YOUR ASSIGNMENT> Please write out the listing below again in its exact form.

===== DATA EXTRACTS

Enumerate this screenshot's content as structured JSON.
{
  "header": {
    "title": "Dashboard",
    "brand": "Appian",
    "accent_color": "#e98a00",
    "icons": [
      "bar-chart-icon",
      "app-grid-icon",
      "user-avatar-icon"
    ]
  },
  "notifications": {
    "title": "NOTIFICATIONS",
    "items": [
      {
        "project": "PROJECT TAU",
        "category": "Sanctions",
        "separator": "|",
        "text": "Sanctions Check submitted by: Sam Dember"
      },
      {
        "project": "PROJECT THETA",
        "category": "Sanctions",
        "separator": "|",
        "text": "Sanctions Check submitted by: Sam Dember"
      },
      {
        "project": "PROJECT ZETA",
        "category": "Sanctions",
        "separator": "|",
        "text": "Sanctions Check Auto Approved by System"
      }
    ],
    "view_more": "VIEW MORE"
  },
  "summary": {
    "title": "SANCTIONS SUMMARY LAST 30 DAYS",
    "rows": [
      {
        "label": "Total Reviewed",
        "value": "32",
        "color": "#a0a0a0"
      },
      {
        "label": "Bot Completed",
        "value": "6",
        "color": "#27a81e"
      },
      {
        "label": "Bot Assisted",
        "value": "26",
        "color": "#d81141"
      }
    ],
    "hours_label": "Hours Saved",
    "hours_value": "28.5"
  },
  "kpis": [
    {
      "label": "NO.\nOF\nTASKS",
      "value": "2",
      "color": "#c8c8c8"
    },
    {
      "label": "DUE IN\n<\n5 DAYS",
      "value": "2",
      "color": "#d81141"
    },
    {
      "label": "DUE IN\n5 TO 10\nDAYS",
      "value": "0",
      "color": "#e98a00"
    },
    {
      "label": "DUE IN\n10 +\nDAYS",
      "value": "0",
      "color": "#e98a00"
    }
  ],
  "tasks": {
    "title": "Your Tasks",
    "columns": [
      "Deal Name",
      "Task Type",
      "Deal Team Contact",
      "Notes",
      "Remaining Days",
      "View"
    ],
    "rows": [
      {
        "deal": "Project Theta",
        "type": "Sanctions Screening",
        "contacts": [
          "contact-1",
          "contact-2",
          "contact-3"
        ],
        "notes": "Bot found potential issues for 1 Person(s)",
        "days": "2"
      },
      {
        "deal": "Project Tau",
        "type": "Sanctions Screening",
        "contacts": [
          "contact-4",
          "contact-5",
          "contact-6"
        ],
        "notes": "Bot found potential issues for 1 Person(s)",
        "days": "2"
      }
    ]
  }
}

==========

RESULT OF THE TASK>
Enumerate this screenshot's content as structured JSON.
{
  "header": {
    "title": "Dashboard",
    "brand": "Appian",
    "accent_color": "#e98a00",
    "icons": [
      "bar-chart-icon",
      "app-grid-icon",
      "user-avatar-icon"
    ]
  },
  "notifications": {
    "title": "NOTIFICATIONS",
    "items": [
      {
        "project": "PROJECT TAU",
        "category": "Sanctions",
        "separator": "|",
        "text": "Sanctions Check submitted by: Sam Dember"
      },
      {
        "project": "PROJECT THETA",
        "category": "Sanctions",
        "separator": "|",
        "text": "Sanctions Check submitted by: Sam Dember"
      },
      {
        "project": "PROJECT ZETA",
        "category": "Sanctions",
        "separator": "|",
        "text": "Sanctions Check Auto Approved by System"
      }
    ],
    "view_more": "VIEW MORE"
  },
  "summary": {
    "title": "SANCTIONS SUMMARY LAST 30 DAYS",
    "rows": [
      {
        "label": "Total Reviewed",
        "value": "32",
        "color": "#a0a0a0"
      },
      {
        "label": "Bot Completed",
        "value": "6",
        "color": "#27a81e"
      },
      {
        "label": "Bot Assisted",
        "value": "26",
        "color": "#d81141"
      }
    ],
    "hours_label": "Hours Saved",
    "hours_value": "28.5"
  },
  "kpis": [
    {
      "label": "NO.\nOF\nTASKS",
      "value": "2",
      "color": "#c8c8c8"
    },
    {
      "label": "DUE IN\n<\n5 DAYS",
      "value": "2",
      "color": "#d81141"
    },
    {
      "label": "DUE IN\n5 TO 10\nDAYS",
      "value": "0",
      "color": "#e98a00"
    },
    {
      "label": "DUE IN\n10 +\nDAYS",
      "value": "0",
      "color": "#e98a00"
    }
  ],
  "tasks": {
    "title": "Your Tasks",
    "columns": [
      "Deal Name",
      "Task Type",
      "Deal Team Contact",
      "Notes",
      "Remaining Days",
      "View"
    ],
    "rows": [
      {
        "deal": "Project Theta",
        "type": "Sanctions Screening",
        "contacts": [
          "contact-1",
          "contact-2",
          "contact-3"
        ],
        "notes": "Bot found potential issues for 1 Person(s)",
        "days": "2"
      },
      {
        "deal": "Project Tau",
        "type": "Sanctions Screening",
        "contacts": [
          "contact-4",
          "contact-5",
          "contact-6"
        ],
        "notes": "Bot found potential issues for 1 Person(s)",
        "days": "2"
      }
    ]
  }
}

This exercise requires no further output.